Matt Galat is getting to be pretty well known as time goes along. His ambitious undertaking of riding his tadpole trike on a 5 year long journey covering more than 100 countries as he goes from China to the United States is indeed an amazing and challenging adventure. Most of us could never make such a journey, but we can take advantage of what Matt offers us thru his excellent videos and writings about his journey. His website has a new look which is phenomenal in itself. He has done a great job with it.
Those who have already been following Matt on his journey probably already know of the two set backs which have occurred on his first two attempts. The first one ended when he got hit by a truck and received a broken collar bone as a result.
After healing up and totally re-outfitting with a new trike and trailer he started off again.
That attempt ended when he developed a knee problem. Since then he has been working toward getting into the physical condition he will need for his next planned adventure … climbing Mt. Everest before he continues on his trike journey.
Matt’s videos and narrative are always very well done and interesting so I highly recommend them to you. Follow along keeping up with his epic adventures. There are several different ways you can do this. Here are some of them:
I can see that this journey Matt is on has already brought on some changes in him … good or bad … you be the judge. Hey, it just might grow on ya’. 🙂
I would say that this is a clear cut case of photoshopping going on.
(Actually it was done with an fun image app.)
Most of us are familiar with velomobiles and have seen various ones in photos and videos if not in person. All of them I have seen were built for one person … until now that is. Feast your eyes on this one of a kind prototype built by Trisled of Australia …
It is not in production and may never be. It was custom made for someone who wanted one. It is interesting. Can you picture something like this coming down the street towards you?
Here is a look at the framework underneath the body. As you can see it is basically two tandem bikes side by side. And it is a quadricycle, not a trike. That should make it a bit more stable.
HERE is an article about this vehicle.
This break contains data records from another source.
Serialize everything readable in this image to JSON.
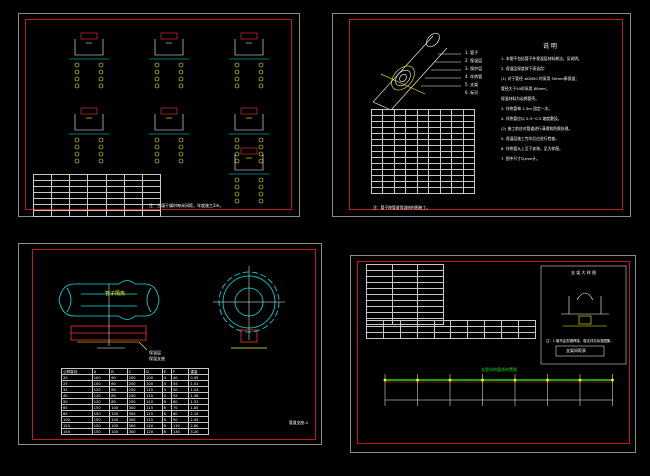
{
  "sheet1": {
    "footnote": "注：土壤干燥时每米间距，年度施工2m。",
    "table_rows": 7
  },
  "sheet2": {
    "legend_items": [
      "1. 管子",
      "2. 保温层",
      "3. 保护层",
      "4. 伴热管",
      "5. 支架",
      "6. 标识"
    ],
    "notes_title": "说 明",
    "notes": [
      "1. 本图不包括管子外保温层材料做法，见说明。",
      "2. 保温层厚度按下表选用：",
      "(1) 对于管径 ≤DN50 时采用 50mm厚保温；",
      "   管径大于50时采用 80mm；",
      "   保温材料为岩棉管壳。",
      "3. 伴热管每 1.5m 固定一次。",
      "4. 伴热管应以 0.3~0.5 坡度敷设。",
      "(2) 施工前应对管道进行清理和防腐处理。",
      "5. 保温层施工完毕后应进行检查。",
      "6. 伴热管从上至下安装，见大样图。",
      "7. 图中尺寸以mm计。"
    ],
    "table_rows": 14,
    "footnote": "注：管子按管道保温结构图施工。"
  },
  "sheet3": {
    "label_a": "管子隔热",
    "label_b": "保温层",
    "label_c": "保温支座",
    "table_rows": [
      [
        "公称直径",
        "A",
        "B",
        "C",
        "D",
        "E",
        "F",
        "重量"
      ],
      [
        "20",
        "100",
        "60",
        "200",
        "100",
        "4",
        "40",
        "0.95"
      ],
      [
        "25",
        "100",
        "60",
        "200",
        "100",
        "4",
        "45",
        "1.01"
      ],
      [
        "32",
        "120",
        "80",
        "250",
        "110",
        "4",
        "50",
        "1.24"
      ],
      [
        "40",
        "120",
        "80",
        "250",
        "110",
        "4",
        "55",
        "1.36"
      ],
      [
        "50",
        "120",
        "80",
        "250",
        "110",
        "6",
        "60",
        "1.52"
      ],
      [
        "65",
        "150",
        "100",
        "300",
        "115",
        "6",
        "70",
        "1.85"
      ],
      [
        "80",
        "150",
        "100",
        "300",
        "115",
        "6",
        "80",
        "2.10"
      ],
      [
        "100",
        "150",
        "100",
        "300",
        "115",
        "6",
        "90",
        "2.45"
      ],
      [
        "125",
        "150",
        "100",
        "300",
        "120",
        "6",
        "110",
        "2.80"
      ],
      [
        "150",
        "150",
        "100",
        "300",
        "120",
        "6",
        "130",
        "3.20"
      ]
    ],
    "footnote": "管道支座-4"
  },
  "sheet4": {
    "detail_title": "支 架 大 样 图",
    "detail_note": "注：1.管托由型钢焊接，做法详见标准图集。",
    "detail_caption": "支架间距表",
    "elev_title": "支管伴热管线布置图",
    "table_rows": 10
  }
}
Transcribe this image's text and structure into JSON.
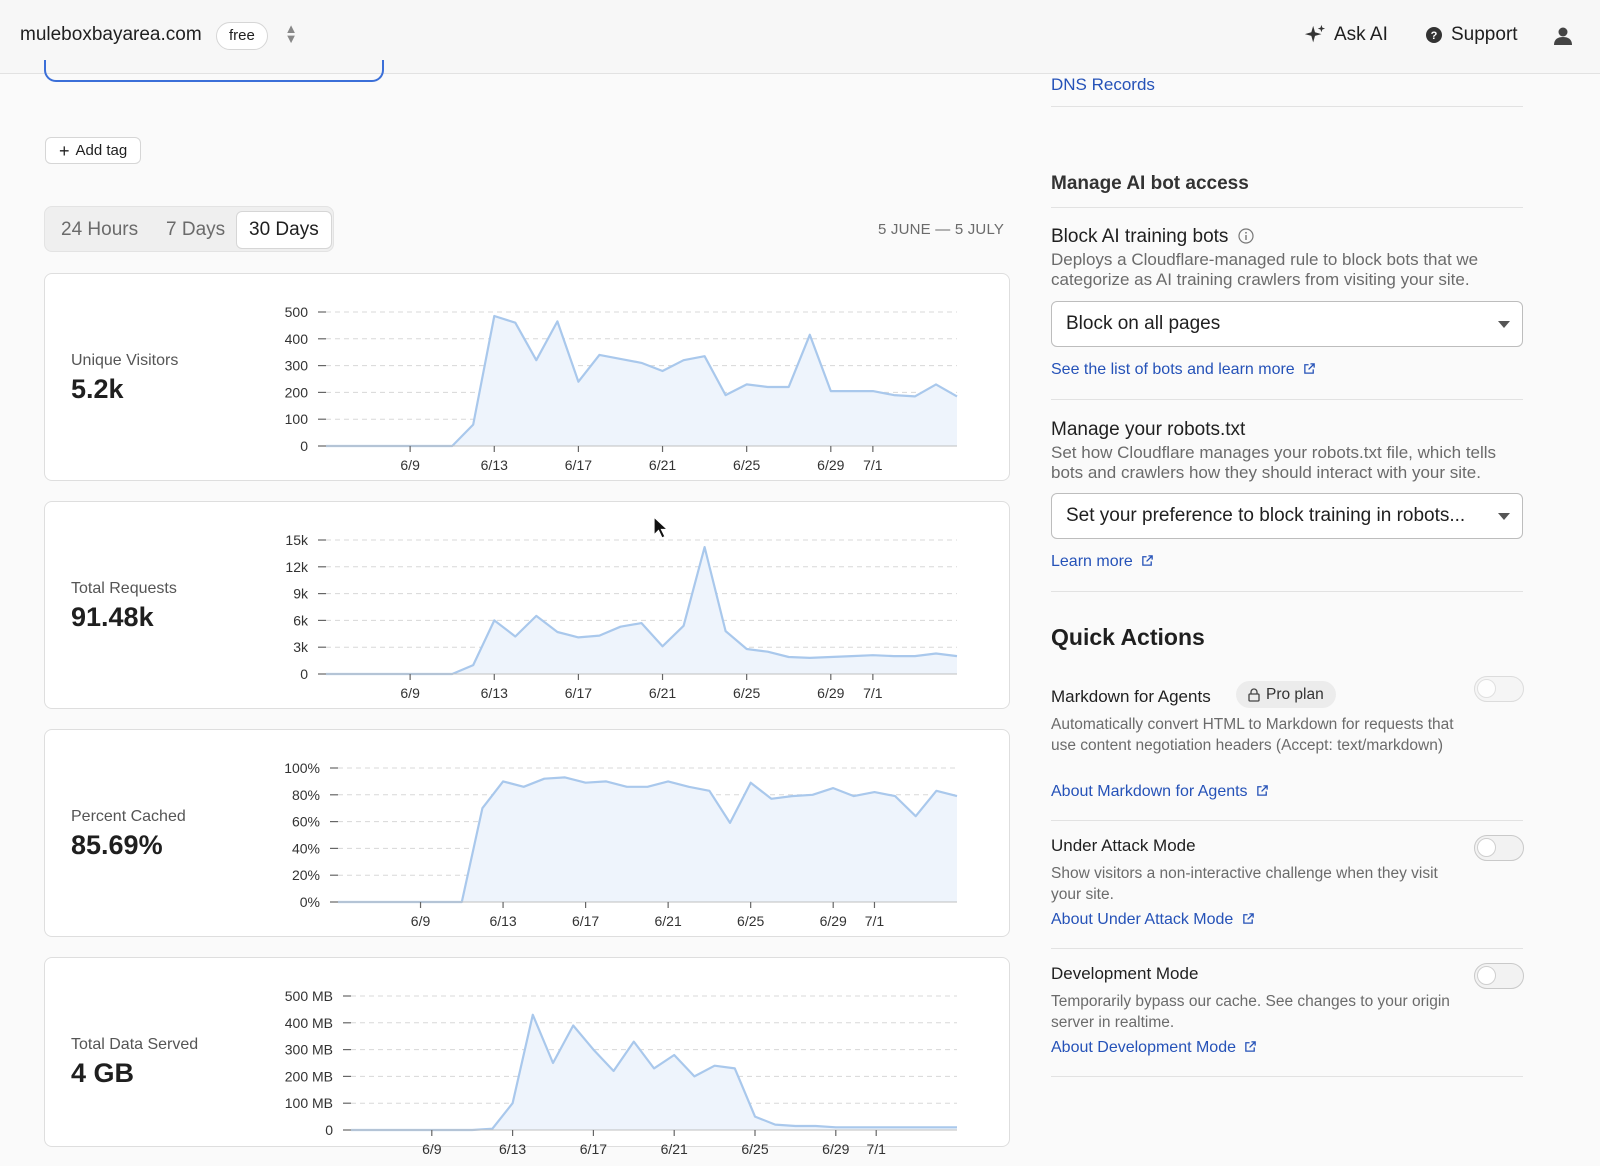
{
  "topbar": {
    "domain": "muleboxbayarea.com",
    "plan": "free",
    "ask_ai": "Ask AI",
    "support": "Support"
  },
  "overview": {
    "add_tag": "Add tag",
    "time_ranges": [
      "24 Hours",
      "7 Days",
      "30 Days"
    ],
    "selected_range": "30 Days",
    "date_range": "5 JUNE — 5 JULY"
  },
  "metrics": [
    {
      "label": "Unique Visitors",
      "value": "5.2k"
    },
    {
      "label": "Total Requests",
      "value": "91.48k"
    },
    {
      "label": "Percent Cached",
      "value": "85.69%"
    },
    {
      "label": "Total Data Served",
      "value": "4 GB"
    }
  ],
  "chart_data": [
    {
      "type": "area",
      "title": "Unique Visitors",
      "x_ticks": [
        "6/9",
        "6/13",
        "6/17",
        "6/21",
        "6/25",
        "6/29",
        "7/1"
      ],
      "y_ticks": [
        "0",
        "100",
        "200",
        "300",
        "400",
        "500"
      ],
      "ylim": [
        0,
        500
      ],
      "values": [
        0,
        0,
        0,
        0,
        0,
        0,
        0,
        80,
        485,
        460,
        320,
        465,
        240,
        340,
        325,
        310,
        280,
        320,
        335,
        190,
        230,
        220,
        220,
        415,
        205,
        205,
        205,
        190,
        185,
        230,
        185
      ]
    },
    {
      "type": "area",
      "title": "Total Requests",
      "x_ticks": [
        "6/9",
        "6/13",
        "6/17",
        "6/21",
        "6/25",
        "6/29",
        "7/1"
      ],
      "y_ticks": [
        "0",
        "3k",
        "6k",
        "9k",
        "12k",
        "15k"
      ],
      "ylim": [
        0,
        15000
      ],
      "values": [
        0,
        0,
        0,
        0,
        0,
        0,
        0,
        1000,
        6000,
        4200,
        6500,
        4700,
        4100,
        4300,
        5300,
        5700,
        3100,
        5400,
        14200,
        4800,
        2800,
        2500,
        1900,
        1800,
        1900,
        2000,
        2100,
        2000,
        2000,
        2300,
        2000
      ]
    },
    {
      "type": "area",
      "title": "Percent Cached",
      "x_ticks": [
        "6/9",
        "6/13",
        "6/17",
        "6/21",
        "6/25",
        "6/29",
        "7/1"
      ],
      "y_ticks": [
        "0%",
        "20%",
        "40%",
        "60%",
        "80%",
        "100%"
      ],
      "ylim": [
        0,
        100
      ],
      "values": [
        0,
        0,
        0,
        0,
        0,
        0,
        0,
        70,
        90,
        86,
        92,
        93,
        89,
        90,
        86,
        86,
        90,
        86,
        83,
        59,
        89,
        77,
        79,
        80,
        85,
        79,
        82,
        79,
        64,
        83,
        79
      ]
    },
    {
      "type": "area",
      "title": "Total Data Served",
      "x_ticks": [
        "6/9",
        "6/13",
        "6/17",
        "6/21",
        "6/25",
        "6/29",
        "7/1"
      ],
      "y_ticks": [
        "0",
        "100 MB",
        "200 MB",
        "300 MB",
        "400 MB",
        "500 MB"
      ],
      "ylim": [
        0,
        500
      ],
      "values": [
        0,
        0,
        0,
        0,
        0,
        0,
        0,
        5,
        100,
        430,
        250,
        390,
        300,
        220,
        330,
        230,
        280,
        200,
        240,
        230,
        50,
        20,
        15,
        15,
        10,
        10,
        10,
        10,
        10,
        10,
        10
      ]
    }
  ],
  "sidebar": {
    "dns_records": "DNS Records",
    "ai_section_title": "Manage AI bot access",
    "block_training": {
      "title": "Block AI training bots",
      "description": "Deploys a Cloudflare-managed rule to block bots that we categorize as AI training crawlers from visiting your site.",
      "selected": "Block on all pages",
      "link": "See the list of bots and learn more"
    },
    "robots": {
      "title": "Manage your robots.txt",
      "description": "Set how Cloudflare manages your robots.txt file, which tells bots and crawlers how they should interact with your site.",
      "selected": "Set your preference to block training in robots...",
      "link": "Learn more"
    },
    "quick_actions": {
      "title": "Quick Actions",
      "items": [
        {
          "name": "Markdown for Agents",
          "badge": "Pro plan",
          "description": "Automatically convert HTML to Markdown for requests that use content negotiation headers (Accept: text/markdown)",
          "link": "About Markdown for Agents",
          "enabled": false
        },
        {
          "name": "Under Attack Mode",
          "description": "Show visitors a non-interactive challenge when they visit your site.",
          "link": "About Under Attack Mode",
          "enabled": false
        },
        {
          "name": "Development Mode",
          "description": "Temporarily bypass our cache. See changes to your origin server in realtime.",
          "link": "About Development Mode",
          "enabled": false
        }
      ]
    }
  },
  "colors": {
    "accent_link": "#2552b8",
    "chart_line": "#a9c8ec",
    "chart_fill": "#eef4fc"
  }
}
The article states that this trike was made for a charity ride across Australia, but to date there has been no such charity ride take place and this one of a kind velomobile has disappeared and its whereabouts are unknown.